The plot gets a little far-fetched at times but if you can buy the premise you’ll enjoy the play; and, like Other Desert Cities, it has a surprise at the end, the perfect ending to this tale of greed and desperation in La-La Land. It’s a fine production, too. The reviews haven’t been all that good. Disregard them – Screenplay is well worth seeing.

Stefanie Zadravec’s Honey Brown Eyes, at the Clurman Theatre, is a hard-edged drama about ethnic cleansing in Bosnia, and its particularly gruesome effect on women. It’s strong stuff, and awfully hard to watch at times; but Erica Schmidt’s production is very well-done and all the actors are mighty fine.

Also in the category of hard-to-watch strong stuff is Tommy Nohilly’s Blood from a Stone, produced by the New Group at the Acorn Theatre. It’s about a blue collar Connecticut family which makes the Wyeths of Other Desert Cities look like the Brady Bunch. Everybody’s well on the way to wrecking his/her life. Mom and Dad hate each other. Their house is falling apart. The son Matt is a gambling addict and pathological liar who is leaving his wife and kids to take up with a women with a husband and kids.

Into this maelstrom comes Travis, the eldest son, a pill-popper who has quit his job and is stopping over before heading out, God knows where. All the roles are meaty, and all the actors are terrific; but it’s just not enough. If you’re an Ethan Hawke fan, go – he’s wonderful as Travis; but the play is a mess and even Scott Elliott’s strong direction can’t save it.

The Pearl Theatre’s production of Moliére’s The Misanthrope is a classic Pearl show – stylish sets and costumes, strong acting but no more than stolid direction. Still, it’s worth seeing – particularly for the acting of Sean McCall in the title role and Janie Brookshire as Célimène. Director Joseph Henreddy has moved the play to the reign of Louis XVI, For Some Strange Reason, but there’s nary an indication of the revolution in the wind. This allows for much more attractive costumes; but other than that it made no sense to me.

Still, if you haven’t ever seen this classic satire, you could do a lot worse that the Pearl’s take on it.

Diana Amsterdam’s Carnival Round the Central Figure, at the IRT Theatre, is a harrowing/fascinating/maddening absurdist meditation on Death. As a man lies dying on a hospital bed his wife, his friends, a televangelist with gospel choir, a psychologist and a particularly sinister nurse swirl around him, until he finally kicks the bucket.

Surprisingly, Amsterdam manages to find humor, if of the extremely mordant variety, in this ghastly situation, helped greatly by Karen Kohlhaas’ whirling/swirling, inventive direction.

OTHER DESERT CITIES. Mitzi Newhouse Theatre, Lincoln Center

TICKETS: or 212-239-6200

SCREENPLAY. 59 E. 59 Theatre, 59 E. 59th St.

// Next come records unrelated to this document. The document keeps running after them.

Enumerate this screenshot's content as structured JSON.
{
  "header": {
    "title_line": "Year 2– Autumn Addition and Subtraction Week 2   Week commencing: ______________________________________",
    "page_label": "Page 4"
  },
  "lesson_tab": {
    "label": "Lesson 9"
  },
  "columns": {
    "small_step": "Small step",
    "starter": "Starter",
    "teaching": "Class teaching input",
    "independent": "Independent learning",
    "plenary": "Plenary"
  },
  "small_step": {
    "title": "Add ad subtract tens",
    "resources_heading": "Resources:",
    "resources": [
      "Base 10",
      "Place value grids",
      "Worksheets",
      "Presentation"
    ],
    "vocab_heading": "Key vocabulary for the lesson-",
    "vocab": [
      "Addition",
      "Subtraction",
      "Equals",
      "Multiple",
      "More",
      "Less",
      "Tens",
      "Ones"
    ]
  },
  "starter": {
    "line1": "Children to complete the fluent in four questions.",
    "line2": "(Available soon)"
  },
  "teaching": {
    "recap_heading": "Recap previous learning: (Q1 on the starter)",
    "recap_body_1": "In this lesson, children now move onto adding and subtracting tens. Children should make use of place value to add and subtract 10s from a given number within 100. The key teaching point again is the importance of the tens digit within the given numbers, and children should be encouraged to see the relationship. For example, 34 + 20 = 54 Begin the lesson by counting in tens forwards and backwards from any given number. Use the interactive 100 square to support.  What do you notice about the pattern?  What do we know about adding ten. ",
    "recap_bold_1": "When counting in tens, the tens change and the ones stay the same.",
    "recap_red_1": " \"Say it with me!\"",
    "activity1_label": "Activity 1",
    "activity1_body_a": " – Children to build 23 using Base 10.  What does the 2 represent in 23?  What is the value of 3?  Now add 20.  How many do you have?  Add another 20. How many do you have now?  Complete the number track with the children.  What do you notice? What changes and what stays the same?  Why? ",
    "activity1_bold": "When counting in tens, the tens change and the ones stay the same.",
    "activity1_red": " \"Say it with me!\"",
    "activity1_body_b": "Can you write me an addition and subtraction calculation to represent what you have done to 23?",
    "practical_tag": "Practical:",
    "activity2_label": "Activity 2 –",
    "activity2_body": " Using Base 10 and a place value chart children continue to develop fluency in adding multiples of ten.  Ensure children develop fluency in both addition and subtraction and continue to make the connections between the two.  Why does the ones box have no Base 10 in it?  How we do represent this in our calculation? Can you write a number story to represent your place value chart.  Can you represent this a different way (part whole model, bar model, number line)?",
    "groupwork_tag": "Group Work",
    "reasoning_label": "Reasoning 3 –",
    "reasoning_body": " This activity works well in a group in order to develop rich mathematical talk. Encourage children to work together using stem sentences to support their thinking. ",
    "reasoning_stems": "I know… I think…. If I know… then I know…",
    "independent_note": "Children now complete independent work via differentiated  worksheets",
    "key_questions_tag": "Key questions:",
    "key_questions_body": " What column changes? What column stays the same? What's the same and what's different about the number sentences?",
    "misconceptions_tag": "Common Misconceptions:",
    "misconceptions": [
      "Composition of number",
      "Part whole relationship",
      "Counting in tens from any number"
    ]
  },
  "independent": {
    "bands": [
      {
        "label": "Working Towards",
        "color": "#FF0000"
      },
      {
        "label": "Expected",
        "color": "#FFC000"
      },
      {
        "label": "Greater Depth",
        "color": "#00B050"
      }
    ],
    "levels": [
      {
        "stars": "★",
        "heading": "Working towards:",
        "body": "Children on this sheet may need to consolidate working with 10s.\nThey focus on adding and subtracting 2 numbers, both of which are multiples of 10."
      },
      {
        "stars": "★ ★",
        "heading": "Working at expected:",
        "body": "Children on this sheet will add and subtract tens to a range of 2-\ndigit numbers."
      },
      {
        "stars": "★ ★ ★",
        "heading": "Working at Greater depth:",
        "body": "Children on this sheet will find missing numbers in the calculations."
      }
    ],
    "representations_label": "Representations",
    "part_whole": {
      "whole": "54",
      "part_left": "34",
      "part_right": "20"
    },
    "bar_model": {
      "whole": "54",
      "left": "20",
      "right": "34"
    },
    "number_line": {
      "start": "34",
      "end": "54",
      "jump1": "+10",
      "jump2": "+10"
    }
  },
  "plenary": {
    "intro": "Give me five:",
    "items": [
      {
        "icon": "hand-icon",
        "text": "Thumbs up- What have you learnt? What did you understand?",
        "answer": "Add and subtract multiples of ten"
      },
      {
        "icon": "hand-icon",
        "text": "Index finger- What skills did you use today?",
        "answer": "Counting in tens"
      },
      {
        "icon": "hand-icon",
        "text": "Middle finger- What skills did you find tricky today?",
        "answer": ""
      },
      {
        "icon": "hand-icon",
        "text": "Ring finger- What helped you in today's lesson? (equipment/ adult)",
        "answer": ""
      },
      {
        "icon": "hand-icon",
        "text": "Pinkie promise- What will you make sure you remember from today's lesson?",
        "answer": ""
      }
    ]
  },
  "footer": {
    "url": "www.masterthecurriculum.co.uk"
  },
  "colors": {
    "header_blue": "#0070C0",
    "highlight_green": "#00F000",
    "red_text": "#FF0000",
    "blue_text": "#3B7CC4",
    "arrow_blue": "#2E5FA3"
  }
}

TICKETS: or 212-279-4200

HONEY BROWN EYES. Harold Clurman Theatre, 410 W. 42nd St.

TICKETS: or 212-279-4200

BLOOD FROM A STONE. Acorn Theatre, 410 W. 42nd St.

TICKETS: or 212-239-6200

THE MISANTHROPE. City Center Stage II, 155 W. 55th St

TICKETS: 212- 581-1212


TICKETS: 212-352-3101

“It requires a certain largeness of spirit to give generous appreciation to large achievements. A society with a crabbed spirit and a cynical urge to discount and devalue will find that one day, when it needs to draw upon the reservoirs of excellence, the reservoirs have run dry.”

—– George F. Will